I don’t believe you will be using either of these lenses for macro photography. However, the 56mm F1.2 WR has a slight edge in this category anyway, as the minimum focusing distance of 50 centimeters lends itself favorable to some.
|Minimum Focus Distance of 56mm F1.2 WR
|1.6′ / 50 cm
|Maximum Magnification of 56mm F1.2 WR
|Minimum Focus Distance of 50mm F1 WR
|2.3′ / 70 cm
|Maximum Magnification of 50mm F1 WR
Although not a normal focal length to use sunstars in images, call me surprised when I saw the 56mm F1.2 WR was able to produce a prevalent, twelve-point sunstar.
The 50mm F1 fared about as best it could.
Regarding flaring and ghosts, I was amazed at both lens’s ability to keep light from flaring or streaking.
The 56mm F1.2 WR suffered from no distortion.
However, the 50mm F1 had some pincushion distortion that most people would not notice.
Both lenses had very audible motor noises, which was annoying. I could not use any of the B-Roll for video, unless I was using an external microphone.
The 56mm F1.2 WR is actually louder than the 50mm F1, which is an interesting development. However, once the focus actually locked on the subject/any eye, it became a bit more silent.
Because the 50mm F1 lost focus repeatedly, you will hear the motor.
The 50mm F1 suffers from color fringing from about F1 until F2.
Meanwhile, the 56mm F1.2 WR might suffer from color fringing, but it clears up by F2.8.
This all being said, I did feel like the color fringing on the 50mm F1 was much more noticeable over the 56mm F1.2 WR.
The 56mm F1.2 WR’s sample photos were zoomed in at over 100%, while the 50mm F1’s were straight out of the camera.
Does F1 versus F1.2 really make a big difference in low-light?
Not really. There’s a much bigger difference between the 50-140 F2.8 and this 56mm F1.2/50mm F1 combination.

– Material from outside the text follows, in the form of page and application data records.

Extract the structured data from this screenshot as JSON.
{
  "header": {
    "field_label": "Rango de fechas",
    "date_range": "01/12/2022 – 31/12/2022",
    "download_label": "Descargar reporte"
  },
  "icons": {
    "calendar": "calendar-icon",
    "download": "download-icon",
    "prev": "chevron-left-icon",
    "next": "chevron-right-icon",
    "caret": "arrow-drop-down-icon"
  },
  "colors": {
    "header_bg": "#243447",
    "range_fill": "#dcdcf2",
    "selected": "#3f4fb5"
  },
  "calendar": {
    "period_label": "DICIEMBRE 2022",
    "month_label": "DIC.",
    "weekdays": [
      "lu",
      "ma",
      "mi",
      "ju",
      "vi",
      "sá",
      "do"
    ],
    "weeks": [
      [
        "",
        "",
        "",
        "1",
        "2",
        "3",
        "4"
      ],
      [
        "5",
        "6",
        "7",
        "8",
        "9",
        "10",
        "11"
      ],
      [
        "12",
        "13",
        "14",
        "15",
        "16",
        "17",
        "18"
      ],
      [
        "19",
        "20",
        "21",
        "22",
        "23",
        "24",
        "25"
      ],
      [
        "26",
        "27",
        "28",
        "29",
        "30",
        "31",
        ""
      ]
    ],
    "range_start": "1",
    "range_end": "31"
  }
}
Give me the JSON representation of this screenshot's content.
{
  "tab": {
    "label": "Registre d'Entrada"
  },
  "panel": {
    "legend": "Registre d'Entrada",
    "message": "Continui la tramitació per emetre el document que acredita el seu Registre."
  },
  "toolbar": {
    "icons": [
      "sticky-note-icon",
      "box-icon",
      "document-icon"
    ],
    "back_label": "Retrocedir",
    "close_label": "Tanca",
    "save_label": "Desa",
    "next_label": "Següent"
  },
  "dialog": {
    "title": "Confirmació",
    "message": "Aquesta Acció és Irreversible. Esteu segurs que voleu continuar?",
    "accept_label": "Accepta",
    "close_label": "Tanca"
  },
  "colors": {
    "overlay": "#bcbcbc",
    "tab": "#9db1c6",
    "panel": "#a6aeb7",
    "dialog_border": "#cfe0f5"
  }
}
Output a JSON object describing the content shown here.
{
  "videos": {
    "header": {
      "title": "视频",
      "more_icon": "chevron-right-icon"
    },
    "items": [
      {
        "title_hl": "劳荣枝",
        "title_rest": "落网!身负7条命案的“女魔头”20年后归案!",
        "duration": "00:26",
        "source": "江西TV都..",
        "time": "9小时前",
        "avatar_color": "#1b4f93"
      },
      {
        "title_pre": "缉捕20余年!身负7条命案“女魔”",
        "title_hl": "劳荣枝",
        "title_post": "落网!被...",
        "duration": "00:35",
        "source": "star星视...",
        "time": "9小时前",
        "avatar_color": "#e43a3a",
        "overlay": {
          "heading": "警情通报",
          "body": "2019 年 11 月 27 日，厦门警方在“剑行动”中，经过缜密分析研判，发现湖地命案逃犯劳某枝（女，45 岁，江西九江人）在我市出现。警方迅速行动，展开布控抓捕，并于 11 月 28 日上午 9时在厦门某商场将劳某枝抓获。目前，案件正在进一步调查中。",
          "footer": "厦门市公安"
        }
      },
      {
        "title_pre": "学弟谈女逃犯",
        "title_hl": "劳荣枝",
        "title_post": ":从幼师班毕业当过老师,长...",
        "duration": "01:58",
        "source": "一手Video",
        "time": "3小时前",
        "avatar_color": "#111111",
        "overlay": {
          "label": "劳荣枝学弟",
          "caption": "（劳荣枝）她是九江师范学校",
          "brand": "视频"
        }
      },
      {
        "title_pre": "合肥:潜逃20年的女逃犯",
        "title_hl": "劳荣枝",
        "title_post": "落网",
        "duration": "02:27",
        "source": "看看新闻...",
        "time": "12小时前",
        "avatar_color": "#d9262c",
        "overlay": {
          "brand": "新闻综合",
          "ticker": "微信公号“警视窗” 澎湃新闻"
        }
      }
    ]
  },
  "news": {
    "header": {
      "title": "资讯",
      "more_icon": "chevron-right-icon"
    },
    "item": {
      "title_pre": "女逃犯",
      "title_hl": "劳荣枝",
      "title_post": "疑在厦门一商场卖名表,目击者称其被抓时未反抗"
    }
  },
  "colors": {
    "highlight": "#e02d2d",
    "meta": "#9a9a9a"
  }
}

For this minimal difference, I would advise most people to just raise their ISO by half a stop. I don’t think I have ever noticed a difference between ISO 800 and 1200, for example.
Here is a picture of the bokeh balls test again, but this time I wanted to let you know that this was shot at 1/250/s, at F1.2, with an ISO of 800, and the environment where I shoot these tests has almost no external lighting.
If you are concerned about the light-gathering capability of any of these lenses, I would actually recommend purchasing an external light.
Why should I pick the 50mm F1.0 over the 56mm F1.2?
- Social Media
If you want to say you own the F1 lens with autofocus. Honestly, not too many people would care.
Why should I pick the 56mm F1.2 over the 5omm F1.0?
- Image Quality
- Better lens.
My Final Ratings
Fujifilm 50mm F1
This lens loses an entire point in the reliability portion.
-.5 is for the autofocus –.5 is for the image sharpness
We lose -0.5 for the bokeh balls. Also, we lose -0.5 for the manual focusing experience.
Total: 16.5/20 or about 82.5%
Am I thankful that I had the opportunity to try this lens out? Yes, absolutely.
Would I purchase this lens? No, I would not.
Fujifilm 56mm F1.2 WR
I hate deducting two points, but I found the autofocus to just make things and life difficult.
Fujifilm is not keeping up with their peers, and it’s starting to show in their lens construction, too.
85 millimeters is a highly functional lens. Does it create some unnecessary balance on smaller cameras? Yes. Are people going to notice it too much? No.
Total: 18/20 or 90%
For Fujifilm photographers, the only downside is the autofocus. Otherwise, this is a perfect lens by Fujifilm.